Kicking us off this week is Georgia Page, the internet sensation who heroically played on with a broken nose. Not only that but the nose didn't stop her from carrying on making some crunching challenges. She is one tough cookie thats for sure.
Talking about tough cookies and broken noses, a flashback to 2013 with Australian sevens player Sharni Williams, who catches a knee to the face breaks her nose also. Did that stop her? Not a chance, as she goes on to score the match winning try.
Following on from this, not involving any broken bones this time, is Blade Thompson of the Hurricanes. Blade might want to work on his hand-eye coordination skills as he completley misses his teammates high five to inadvertently slap himself in the face. Blade has made it his own and used the slap as celebration after his try against the Highlanders!
Sticking with New Zealand we move on the one of the best tries you will see this year, courtesy of the Baby Blacks. The try will certainly go down as one of the best in the U20 World Cup, the perfect combination of pace, power and teamwork.
Staying in Italy, we move onto the Samoan team and one heck of a great finish from them. A leap followed by a twist and turn, something probably more suited to gymnastics, finishes off a great try for them.
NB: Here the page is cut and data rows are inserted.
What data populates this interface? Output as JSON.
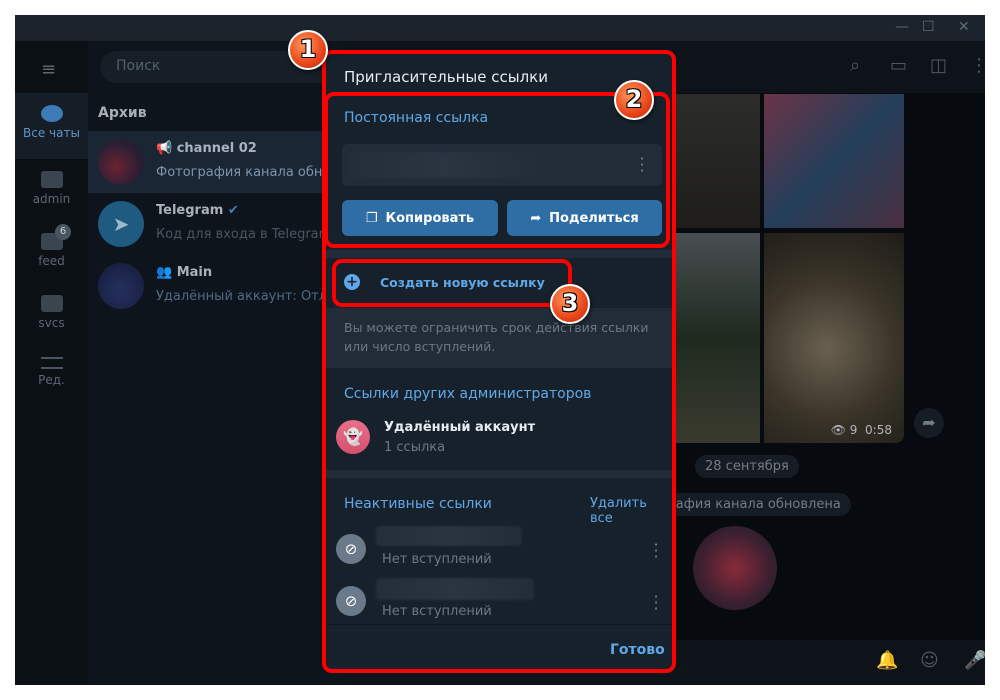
{
  "window": {
    "minimize": "—",
    "maximize": "☐",
    "close": "✕"
  },
  "rail": {
    "items": [
      {
        "label": "Все чаты",
        "icon": "chats-icon"
      },
      {
        "label": "admin",
        "icon": "folder-icon"
      },
      {
        "label": "feed",
        "icon": "folder-icon",
        "badge": "6"
      },
      {
        "label": "svcs",
        "icon": "folder-icon"
      },
      {
        "label": "Ред.",
        "icon": "edit-folders-icon"
      }
    ]
  },
  "chatlist": {
    "search_placeholder": "Поиск",
    "archive": "Архив",
    "chats": [
      {
        "name": "channel 02",
        "preview": "Фотография канала обновлена"
      },
      {
        "name": "Telegram",
        "preview": "Код для входа в Telegram:"
      },
      {
        "name": "Main",
        "preview": "Удалённый аккаунт: Отложено"
      }
    ]
  },
  "main": {
    "views": "9",
    "duration": "0:58",
    "date_pill": "28 сентября",
    "service_pill": "Фотография канала обновлена"
  },
  "dialog": {
    "title": "Пригласительные ссылки",
    "permanent_label": "Постоянная ссылка",
    "copy": "Копировать",
    "share": "Поделиться",
    "create": "Создать новую ссылку",
    "note": "Вы можете ограничить срок действия ссылки или число вступлений.",
    "other_admins": "Ссылки других администраторов",
    "admin": {
      "name": "Удалённый аккаунт",
      "count": "1 ссылка"
    },
    "inactive_label": "Неактивные ссылки",
    "delete_all": "Удалить все",
    "inactive": [
      {
        "status": "Нет вступлений"
      },
      {
        "status": "Нет вступлений"
      }
    ],
    "done": "Готово"
  },
  "annotations": [
    "1",
    "2",
    "3"
  ],
  "colors": {
    "accent": "#5fa8e8",
    "button": "#2f6ea5",
    "highlight": "#ff0000",
    "dialog_bg": "#17212b"
  }
}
Before the boys say "Hasta La Vista" (say it in your best Arnold Schwarzenegger voice) the final clip of the week features Chloe Dalton and Cory Jane both showing off their Schwarzenegger impressions, both not too bad but with room for improvement.
Sunday, June 14, 2015
Chiefs centre Sonny Bill Williams made his return to Super Rugby this weekend following a month off with a nagging back injury. He got right back into the swing of things, and made this massive crunching tackle on All Blacks teammate Conrad Smith in the first half.
Following a solid shot from Liam Messam, Williams outdid him with a huge tackle on veteran Hurricanes midfielder Conrad Smith. The tough-as-nails All Black legend took the hit well, but asked referee Chris Pollock if it was worth looking at. Pollock said he was comfortable with it.
Williams has since been issued a warning by the citing commissioner however, for contravening Law 10.4 (e) for Dangerous tacking, which states the following:
10.4 (e) Dangerous tackling, A player must not tackle (or try to tackle) an opponent above the line of the shoulders even if the tackle starts below the line of the shoulders. A tackle around the opponents neck or head is dangerous play.
A Citing Commissioner Warning may be issued by the SANZAR Citing Commissioner for foul play incidents that are very close to, but do not meet the red card threshold for citings.
Upon further review of the match footage the Citing Commissioner deemed a Citing Commissioner Warning was appropriate.
Do you think it was high and could have actually been penalised? Whatever the case, it was a massive hit, and Smith did very well to bounce back up from it.
Friday, June 12, 2015
Anyone who has played, watched and even refereed a rugby match will tell you that its more than just the game that keeps bringing people back. It's the community spirit and camaraderie both on and off the field that means rugby is more than just a sport.
This short documentary by Aviva weaves together five different rugby stories that truly demonstate the power of rugby at both professional and grassroots level.
The video stars Bath Rugby duo George and Mike Ford, Wasps and England legend Lawrence Dallaglio, GB Wheelchair Rugby captain Steve Brown and charity sevens team The Flair Bears and the Muddles, a family of Northampton Saints super fans.
The Fords, Dallagio and Brown all provide an in-depth look at the position rugby plays in their lives. With Dallagio and Brown the documentary shows how rugby has provided a means for both of them to get their lives back on track and in one particular case, rebuild it entirely.
The Flair Bears share the inspirational story of how one man's fight against a brain tumour led to the creation of a charity sevens team, famed for its flairy playing style.
Finally the documentary ends with Northampton Saints super-fans The Muddles, a family that live, eat and breathe the sport they love.